The Fringe by Grant Palmer

Grant Palmer points his camera at L.A.’s communities of diversity and culture, and that keeps him on the fringes and edges of the city – all the places “that make life really, really interesting.”

“Nancy said the mortifying truth was what finally pierced her. That plus a poor-fitting pair of slacks I’d bought on Hollywood Boulevard from a touristy clothier who had shoe-polish ads in the window. I strode into his store against every pulsing neon omen, determined to believe he could make me look more substantial than L.A. Nancy asked if I wore the slacks to make girls swoon — like that, we were on my turf.”

“On the one hand, there was always New York, the place that says, ‘Do I look like I’m off duty to you, pal?… I don’t see your name on the list … Why are you wearing pastels?’ On the other, there was always California, the place that is just there, doesn’t particularly care if you are, but when you arrive, lies on its back and says, ‘Hello, may I help you?'”

“His spirit is buoyed when he sees the lavender oil in the bathroom mirror. It’s simmering in a glass dish that glows orange over a candle; the lighting is perfect. Behind it: his mother’s curly, red hair swept up, her ivory arms rim the leaden tub against checkered tile. The dish and her hair stand out like the colorized objects in an otherwise black-and-white photo.”

“Hiram ‘Doc’ Hollywood had come to California from the Topeka World’s Fair of ’88 to build a dream factory that would bear his name. But dreams were a rough business.

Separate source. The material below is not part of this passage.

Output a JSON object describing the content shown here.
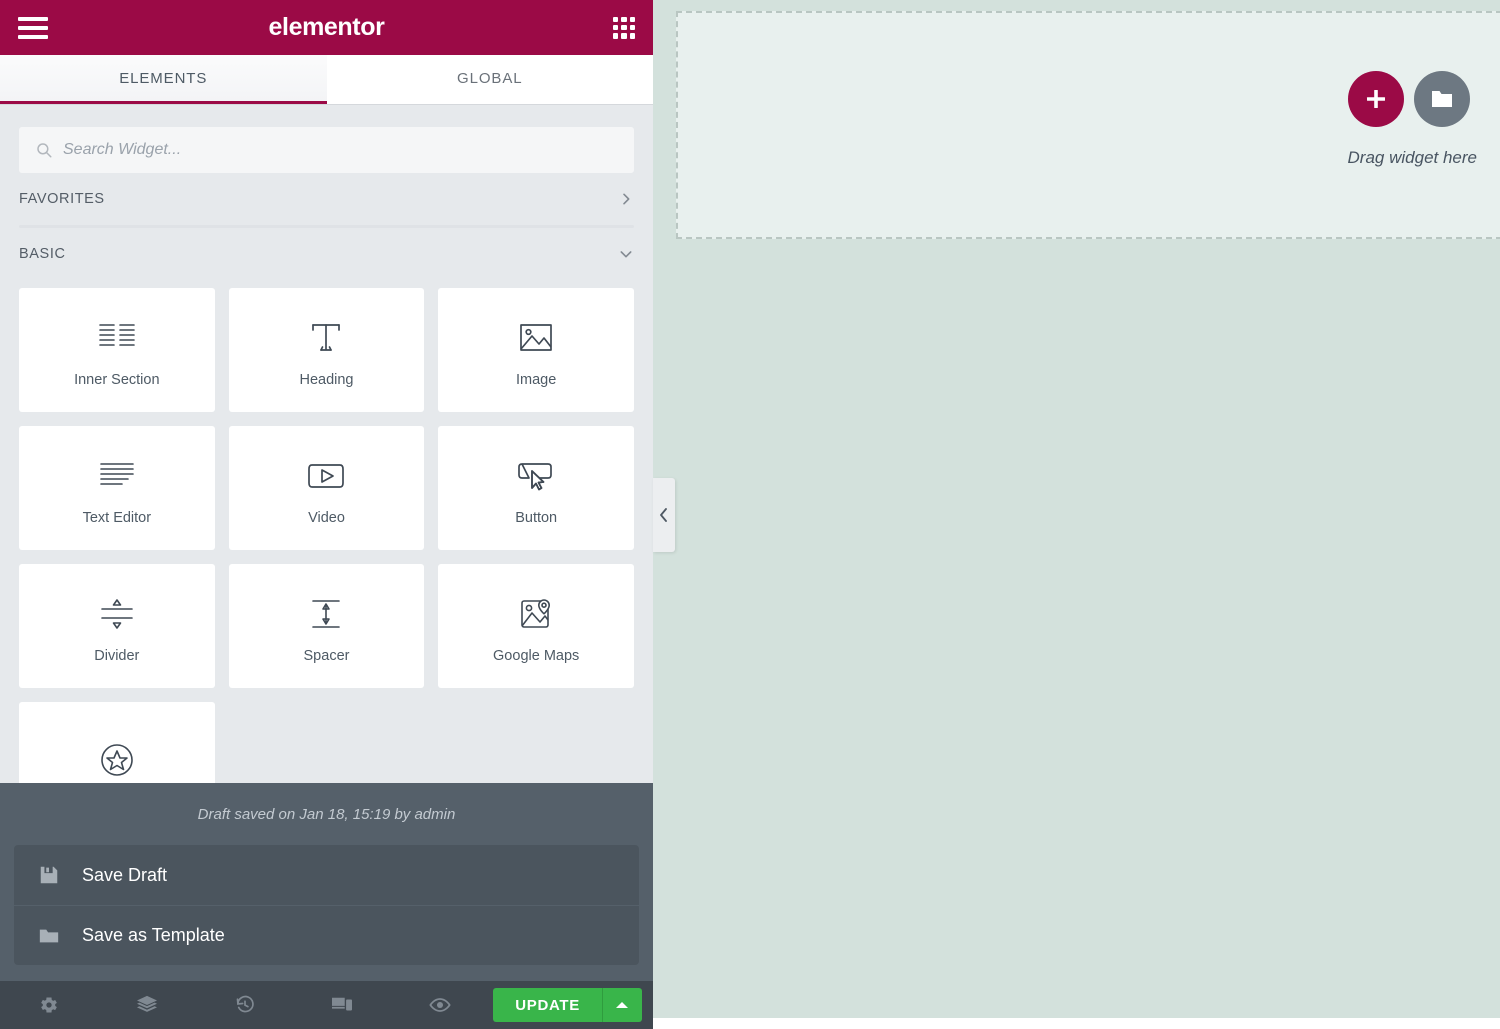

In his years of efforts he could never figure out the formula to get the dreams into the heads of the sleeping people (something his protege Leonardo ‘Leo’ DiCaprio would one day do), and when the dream market took a beating in the Panic of ’96, Doc Hollywood switched to movies.”

The Car’s the Star by Nicola Wood

In Nicola Wood’s vivid oil paintings, L.A.’s ubiquitous cars are both real and magical.